I do a fair amount of traveling to speak on immigration and a bit of writing on it, too. My area is the biblical and theological foundations for a more open stance to immigrants. I am an evangelical, but I have been with every kind of Protestant denomination imaginable (in church gatherings, seminaries, and universities) and Roman Catholics. I have met amazing people — from academics, to church leaders, to pastors, to lay people working with immigrants “on the ground.” I continue to be encouraged by their passion and learn from their work. I count them as friends; and I probably never would have met many of them if not for immigration efforts.
We are standing shoulder-to-shoulder on this, even though there are some who oppose us. What a wonderful testimony of Christian unity! As we continue to strive for change, let’s also enjoy the journey together with our other brothers and sisters in our common cause. And may these new friendships continue.
Prof. Danny Carroll
As I minister within the immigrant community here in Long Island I am becoming more aware of how important it is for us as ministers of charity and justice to pronounce on social principles that some of us have taken for granted. The rhetoric that is used to lambaste labor unions, critique the living wage campaign, and redefine the right to work as simply providing cheap labor opportunities (think of the so called “right to work laws” recently passed in Indiana and Michigan) demonstrates that we have forgotten the painful historical lessons of the Great Depression and unregulated capitalism. Catholic social teaching’s very first document, Rerum Novarum, was critical of this profit focused market economy and this led our Church to support the organized labor movement. (more…)
In these past few days many of us turned our attention to the Boston community in the midst of the marathon bombing. We expressed our prayers and condolences to the victims of the tragic violence that they suffered. We are always saddened at the tragic loss of life and our hearts go out to the victims and their families and friends. Both Pope Francis and Bishop William Murphy, our Bishop here in Long Island, offer the following exhortation that St. Paul gives the Roman Christian community as a reflection for moving forward: “Do not be overcome by evil, but overcome evil with good” (Rom.12:21). May we have the courage and strength to heal these tragic wounds with a goodness that Jon Sobrino reminds us can be “something conflictive and countercultural.”
 Jon Sobrino, “Where is God? Earthquake, Terrorism, Barbarity, and Hope” (Orbis Book, Maryknoll NY, 2004) pg. 25

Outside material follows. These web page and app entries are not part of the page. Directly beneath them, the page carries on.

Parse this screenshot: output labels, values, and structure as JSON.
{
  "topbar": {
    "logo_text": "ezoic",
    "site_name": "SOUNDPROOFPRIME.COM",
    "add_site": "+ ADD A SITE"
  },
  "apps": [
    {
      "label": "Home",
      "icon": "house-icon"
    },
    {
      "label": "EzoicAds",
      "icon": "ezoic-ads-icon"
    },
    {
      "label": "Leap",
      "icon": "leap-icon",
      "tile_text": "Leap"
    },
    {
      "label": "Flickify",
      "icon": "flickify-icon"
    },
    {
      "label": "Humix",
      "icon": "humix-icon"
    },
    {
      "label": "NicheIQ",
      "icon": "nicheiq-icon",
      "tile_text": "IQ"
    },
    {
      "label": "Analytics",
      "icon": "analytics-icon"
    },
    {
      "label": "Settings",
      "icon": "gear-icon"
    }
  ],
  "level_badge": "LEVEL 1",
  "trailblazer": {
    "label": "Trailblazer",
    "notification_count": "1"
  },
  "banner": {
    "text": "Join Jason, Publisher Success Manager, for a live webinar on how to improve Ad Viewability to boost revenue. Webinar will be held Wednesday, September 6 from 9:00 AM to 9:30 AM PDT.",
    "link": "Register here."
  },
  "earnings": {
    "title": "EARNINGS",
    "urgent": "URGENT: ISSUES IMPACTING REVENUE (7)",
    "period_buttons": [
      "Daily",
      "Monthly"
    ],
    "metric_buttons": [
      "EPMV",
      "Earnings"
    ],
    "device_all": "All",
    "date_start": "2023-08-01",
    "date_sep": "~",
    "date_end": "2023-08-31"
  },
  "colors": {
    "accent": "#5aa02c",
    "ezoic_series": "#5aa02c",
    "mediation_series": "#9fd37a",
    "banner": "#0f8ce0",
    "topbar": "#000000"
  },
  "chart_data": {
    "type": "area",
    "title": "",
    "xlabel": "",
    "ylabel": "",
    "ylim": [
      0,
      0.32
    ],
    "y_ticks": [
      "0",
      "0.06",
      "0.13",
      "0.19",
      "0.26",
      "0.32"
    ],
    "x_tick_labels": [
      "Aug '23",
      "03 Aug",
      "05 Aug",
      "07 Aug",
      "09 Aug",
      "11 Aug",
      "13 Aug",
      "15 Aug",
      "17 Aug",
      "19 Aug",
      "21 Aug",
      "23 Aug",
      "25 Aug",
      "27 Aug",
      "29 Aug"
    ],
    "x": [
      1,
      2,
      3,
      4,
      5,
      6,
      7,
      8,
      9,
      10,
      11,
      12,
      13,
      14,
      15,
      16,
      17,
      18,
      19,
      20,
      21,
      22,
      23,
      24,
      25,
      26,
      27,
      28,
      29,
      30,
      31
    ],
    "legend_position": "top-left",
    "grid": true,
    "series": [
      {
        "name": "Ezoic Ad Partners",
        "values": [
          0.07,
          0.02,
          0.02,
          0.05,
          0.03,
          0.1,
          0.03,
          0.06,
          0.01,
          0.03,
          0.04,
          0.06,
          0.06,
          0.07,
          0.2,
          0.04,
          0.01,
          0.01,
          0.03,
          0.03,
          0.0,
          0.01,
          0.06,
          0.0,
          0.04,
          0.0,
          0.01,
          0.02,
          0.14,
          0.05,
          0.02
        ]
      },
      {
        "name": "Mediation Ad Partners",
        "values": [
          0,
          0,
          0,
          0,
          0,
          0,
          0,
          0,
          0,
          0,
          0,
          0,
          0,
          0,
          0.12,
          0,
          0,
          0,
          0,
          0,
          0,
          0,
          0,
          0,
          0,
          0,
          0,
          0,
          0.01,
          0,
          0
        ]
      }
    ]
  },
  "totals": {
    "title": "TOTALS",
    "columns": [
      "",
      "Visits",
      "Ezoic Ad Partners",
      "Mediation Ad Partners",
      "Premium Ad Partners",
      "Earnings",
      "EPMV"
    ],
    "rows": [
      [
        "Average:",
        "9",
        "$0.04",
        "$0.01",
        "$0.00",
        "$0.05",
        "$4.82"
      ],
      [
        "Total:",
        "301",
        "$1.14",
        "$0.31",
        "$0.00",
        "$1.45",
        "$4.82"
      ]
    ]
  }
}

For the Latino/a community popular religious practices are public forums where the symbols of our faith are often juxtaposed against the social experiences that we confront. These practices offer a counter-cultural message reminding us of the Gospel of life and liberation, a Gospel that carries with it both social and spiritual implications. It is a … Continue reading